First, before you begin looking for opportunities to generate additional revenue, look inward at your finances as they currently stand. How does the way you are using your assets and your money reflect the mission you have discerned? What changes need to be made? What things might you need to release or reduce to better align your finances with your mission?

Once you’ve looked inward, you’re ready to look outward for ways to bring in additional funds to create a more sustainable ministry that aligns with your mission in service to your neighborhood. This sustainable model will likely draw on a variety of different income streams with tithes and offerings being just one component. The possibilities are endless. You might solicit grants, sell church assets, create a crowdfunding campaign, repurpose your building for community use, start a social enterprise, monetize an existing service your church offers, or do something else entirely. These imaginative possibilities should emerge organically from your conversations in the neighborhood during the mission discernment process.

Funding Forward invitation

For most congregations, funding forward is a process of death and resurrection. Death to a community center-esque, institutional model of church and rebirth into a congregation who exists to serve its community. Death to the rose-colored glasses of the “good old days” and rebirth into a more sustainable, innovative future.

Funding forward isn’t about finding new tools for congregational stewardship, but rather a transformative journey seeking to connect money and mission in your neighborhood. Over the next year, I look forward to sharing more stories about what funding forward looks like in context from our learning community and beyond. As you hear these stories, I encourage you to resist the urge to grab the specific innovations from these faith communities and try to apply them without the necessary reflection. Instead, look at the tools they used in their process: What new ways did they find to connect with neighbors? How did they bring the congregation together for discernment? Why did they choose those particular funding sources? How did they measure their success? We hope to equip you with the necessary tools to put funding forward into practice in your specific context.

Hustles, Side Gigs and Entrepreneurship for Pastors and Church Leaders

June 23, 30, July 7th, and 14th.
Grace Duddy Pomroy

Grace Duddy Pomroy
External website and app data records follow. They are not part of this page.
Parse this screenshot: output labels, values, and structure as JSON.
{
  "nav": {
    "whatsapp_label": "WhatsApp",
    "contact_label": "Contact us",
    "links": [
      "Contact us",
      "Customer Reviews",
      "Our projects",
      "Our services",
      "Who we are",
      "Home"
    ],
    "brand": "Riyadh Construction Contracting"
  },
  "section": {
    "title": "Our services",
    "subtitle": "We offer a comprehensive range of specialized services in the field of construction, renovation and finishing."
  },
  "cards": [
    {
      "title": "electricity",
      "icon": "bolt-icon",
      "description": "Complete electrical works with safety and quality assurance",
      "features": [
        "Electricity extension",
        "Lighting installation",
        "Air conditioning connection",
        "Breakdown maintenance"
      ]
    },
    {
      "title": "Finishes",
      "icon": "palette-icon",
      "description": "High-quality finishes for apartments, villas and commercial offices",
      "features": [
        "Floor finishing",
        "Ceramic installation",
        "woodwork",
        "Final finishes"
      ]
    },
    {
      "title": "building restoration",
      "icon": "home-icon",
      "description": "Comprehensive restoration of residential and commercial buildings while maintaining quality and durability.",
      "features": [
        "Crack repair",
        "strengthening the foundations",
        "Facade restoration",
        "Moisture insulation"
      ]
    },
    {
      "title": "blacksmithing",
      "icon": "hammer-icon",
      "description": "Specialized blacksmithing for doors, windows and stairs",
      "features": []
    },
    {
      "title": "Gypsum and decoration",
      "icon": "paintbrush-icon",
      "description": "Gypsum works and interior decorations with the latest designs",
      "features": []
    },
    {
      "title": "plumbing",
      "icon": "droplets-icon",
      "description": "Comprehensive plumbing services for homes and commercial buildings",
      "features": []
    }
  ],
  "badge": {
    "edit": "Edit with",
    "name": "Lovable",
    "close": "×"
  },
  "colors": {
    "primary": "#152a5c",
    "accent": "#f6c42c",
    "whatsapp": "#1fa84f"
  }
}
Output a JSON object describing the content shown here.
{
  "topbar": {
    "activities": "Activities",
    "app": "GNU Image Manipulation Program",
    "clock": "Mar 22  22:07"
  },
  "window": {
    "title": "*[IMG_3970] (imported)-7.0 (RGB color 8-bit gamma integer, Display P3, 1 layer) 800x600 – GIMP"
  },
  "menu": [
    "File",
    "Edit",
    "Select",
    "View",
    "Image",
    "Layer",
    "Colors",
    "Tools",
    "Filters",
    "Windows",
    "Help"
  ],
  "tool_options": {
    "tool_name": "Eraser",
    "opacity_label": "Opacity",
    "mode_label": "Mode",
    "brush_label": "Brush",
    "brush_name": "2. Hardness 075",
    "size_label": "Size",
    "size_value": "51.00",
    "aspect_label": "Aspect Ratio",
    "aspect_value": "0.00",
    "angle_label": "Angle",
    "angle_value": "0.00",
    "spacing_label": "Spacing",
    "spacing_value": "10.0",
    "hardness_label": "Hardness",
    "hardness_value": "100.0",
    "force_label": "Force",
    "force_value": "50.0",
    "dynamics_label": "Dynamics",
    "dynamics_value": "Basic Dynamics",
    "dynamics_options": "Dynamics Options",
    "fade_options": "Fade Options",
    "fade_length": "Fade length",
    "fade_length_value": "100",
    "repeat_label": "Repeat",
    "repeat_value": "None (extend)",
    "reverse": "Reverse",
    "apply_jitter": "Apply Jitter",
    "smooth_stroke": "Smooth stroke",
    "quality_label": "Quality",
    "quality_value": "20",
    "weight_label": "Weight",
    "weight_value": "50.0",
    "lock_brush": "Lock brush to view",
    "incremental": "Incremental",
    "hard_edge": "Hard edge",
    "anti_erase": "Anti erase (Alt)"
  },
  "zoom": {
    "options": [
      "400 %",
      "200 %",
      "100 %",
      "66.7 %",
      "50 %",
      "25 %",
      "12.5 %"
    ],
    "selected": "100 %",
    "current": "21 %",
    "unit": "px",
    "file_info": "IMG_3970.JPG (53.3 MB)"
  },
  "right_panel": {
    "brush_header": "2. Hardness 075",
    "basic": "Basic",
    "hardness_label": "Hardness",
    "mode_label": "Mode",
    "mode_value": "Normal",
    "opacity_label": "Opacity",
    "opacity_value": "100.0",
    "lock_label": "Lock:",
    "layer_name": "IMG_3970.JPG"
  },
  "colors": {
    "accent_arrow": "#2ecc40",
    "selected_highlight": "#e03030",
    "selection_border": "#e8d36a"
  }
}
Grace Duddy Pomroy is the Director of the Stewardship Leaders Program at Luther Seminary. She’s a lay, millennial stewardship leader, speaker, and financial educator based in Gig Harbor, WA. She is the co-author of the stewardship book, Embracing Stewardship: How to Put Stewardship at the Heart of Your Congregation’s Life, as well as author of the 2013 ELCA stewardship resource, “Stewards of God’s Love.” She is currently working on a book about alternative financial models for ministry with Fortress Press, an imprint of 1517 Media. Grace blogs on her website where she helps couples deepen their intimacy and transform their relationship by having open and honest conversations about money.

See Profile

Want to Join the Conversation?

Members with an account on our website have commenting privileges! If you want to be a part of it, create your FREE account now.

Come to work with us

Want to learn about the container experience and start working in a shared place

We make use of cookies on this website to help it work better for you. Cookies give you a more personalized experience, and provide analytics that allow us to serve our users better. By continuing to use this website, you consent to the terms outlined in our privacy policy.